[Collected data entries]
--------------------
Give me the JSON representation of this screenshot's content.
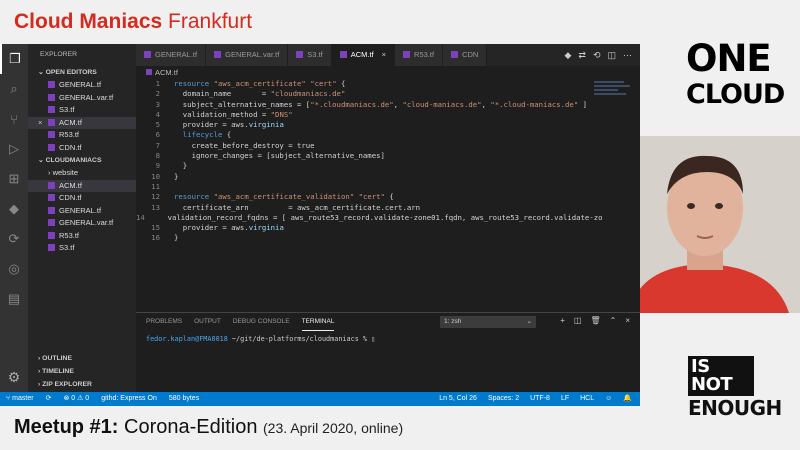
{
  "header": {
    "brand": "Cloud Maniacs",
    "city": "Frankfurt"
  },
  "footer": {
    "meetup": "Meetup #1:",
    "edition": "Corona-Edition",
    "date": "(23. April 2020, online)"
  },
  "logo": {
    "one": "ONE",
    "cloud": "CLOUD",
    "isnot": "IS NOT",
    "enough": "ENOUGH"
  },
  "colors": {
    "brand": "#d62a1e",
    "statusbar": "#007acc",
    "terraform": "#7b42bc"
  },
  "activity_icons": [
    "files-icon",
    "search-icon",
    "source-control-icon",
    "debug-icon",
    "extensions-icon",
    "terraform-icon",
    "remote-icon",
    "gitlens-icon",
    "docker-icon"
  ],
  "sidebar": {
    "title": "EXPLORER",
    "open_editors_label": "OPEN EDITORS",
    "open_editors": [
      "GENERAL.tf",
      "GENERAL.var.tf",
      "S3.tf",
      "ACM.tf",
      "R53.tf",
      "CDN.tf"
    ],
    "folder_label": "CLOUDMANIACS",
    "folder_items": [
      "website",
      "ACM.tf",
      "CDN.tf",
      "GENERAL.tf",
      "GENERAL.var.tf",
      "R53.tf",
      "S3.tf"
    ],
    "outline": "OUTLINE",
    "timeline": "TIMELINE",
    "zip": "ZIP EXPLORER"
  },
  "tabs": [
    "GENERAL.tf",
    "GENERAL.var.tf",
    "S3.tf",
    "ACM.tf",
    "R53.tf",
    "CDN"
  ],
  "breadcrumb": "ACM.tf",
  "code_lines": [
    "resource \"aws_acm_certificate\" \"cert\" {",
    "  domain_name       = \"cloudmaniacs.de\"",
    "  subject_alternative_names = [\"*.cloudmaniacs.de\", \"cloud-maniacs.de\", \"*.cloud-maniacs.de\" ]",
    "  validation_method = \"DNS\"",
    "  provider = aws.virginia",
    "  lifecycle {",
    "    create_before_destroy = true",
    "    ignore_changes = [subject_alternative_names]",
    "  }",
    "}",
    "",
    "resource \"aws_acm_certificate_validation\" \"cert\" {",
    "  certificate_arn         = aws_acm_certificate.cert.arn",
    "  validation_record_fqdns = [ aws_route53_record.validate-zone01.fqdn, aws_route53_record.validate-zo",
    "  provider = aws.virginia",
    "}"
  ],
  "panel": {
    "tabs": [
      "PROBLEMS",
      "OUTPUT",
      "DEBUG CONSOLE",
      "TERMINAL"
    ],
    "shell": "1: zsh",
    "prompt_user": "fedor.kaplan@FMA0018",
    "prompt_path": " ~/git/de-platforms/cloudmaniacs % "
  },
  "statusbar": {
    "branch": "master",
    "sync": "⟳",
    "problems": "⊗ 0 ⚠ 0",
    "githd": "githd: Express On",
    "bytes": "580 bytes",
    "position": "Ln 5, Col 26",
    "spaces": "Spaces: 2",
    "encoding": "UTF-8",
    "eol": "LF",
    "language": "HCL"
  }
}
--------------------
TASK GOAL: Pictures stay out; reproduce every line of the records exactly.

TASK RESPONSE:
Give me the JSON representation of this screenshot's content.
{
  "header": {
    "brand": "Cloud Maniacs",
    "city": "Frankfurt"
  },
  "footer": {
    "meetup": "Meetup #1:",
    "edition": "Corona-Edition",
    "date": "(23. April 2020, online)"
  },
  "logo": {
    "one": "ONE",
    "cloud": "CLOUD",
    "isnot": "IS NOT",
    "enough": "ENOUGH"
  },
  "colors": {
    "brand": "#d62a1e",
    "statusbar": "#007acc",
    "terraform": "#7b42bc"
  },
  "activity_icons": [
    "files-icon",
    "search-icon",
    "source-control-icon",
    "debug-icon",
    "extensions-icon",
    "terraform-icon",
    "remote-icon",
    "gitlens-icon",
    "docker-icon"
  ],
  "sidebar": {
    "title": "EXPLORER",
    "open_editors_label": "OPEN EDITORS",
    "open_editors": [
      "GENERAL.tf",
      "GENERAL.var.tf",
      "S3.tf",
      "ACM.tf",
      "R53.tf",
      "CDN.tf"
    ],
    "folder_label": "CLOUDMANIACS",
    "folder_items": [
      "website",
      "ACM.tf",
      "CDN.tf",
      "GENERAL.tf",
      "GENERAL.var.tf",
      "R53.tf",
      "S3.tf"
    ],
    "outline": "OUTLINE",
    "timeline": "TIMELINE",
    "zip": "ZIP EXPLORER"
  },
  "tabs": [
    "GENERAL.tf",
    "GENERAL.var.tf",
    "S3.tf",
    "ACM.tf",
    "R53.tf",
    "CDN"
  ],
  "breadcrumb": "ACM.tf",
  "code_lines": [
    "resource \"aws_acm_certificate\" \"cert\" {",
    "  domain_name       = \"cloudmaniacs.de\"",
    "  subject_alternative_names = [\"*.cloudmaniacs.de\", \"cloud-maniacs.de\", \"*.cloud-maniacs.de\" ]",
    "  validation_method = \"DNS\"",
    "  provider = aws.virginia",
    "  lifecycle {",
    "    create_before_destroy = true",
    "    ignore_changes = [subject_alternative_names]",
    "  }",
    "}",
    "",
    "resource \"aws_acm_certificate_validation\" \"cert\" {",
    "  certificate_arn         = aws_acm_certificate.cert.arn",
    "  validation_record_fqdns = [ aws_route53_record.validate-zone01.fqdn, aws_route53_record.validate-zo",
    "  provider = aws.virginia",
    "}"
  ],
  "panel": {
    "tabs": [
      "PROBLEMS",
      "OUTPUT",
      "DEBUG CONSOLE",
      "TERMINAL"
    ],
    "shell": "1: zsh",
    "prompt_user": "fedor.kaplan@FMA0018",
    "prompt_path": " ~/git/de-platforms/cloudmaniacs % "
  },
  "statusbar": {
    "branch": "master",
    "sync": "⟳",
    "problems": "⊗ 0 ⚠ 0",
    "githd": "githd: Express On",
    "bytes": "580 bytes",
    "position": "Ln 5, Col 26",
    "spaces": "Spaces: 2",
    "encoding": "UTF-8",
    "eol": "LF",
    "language": "HCL"
  }
}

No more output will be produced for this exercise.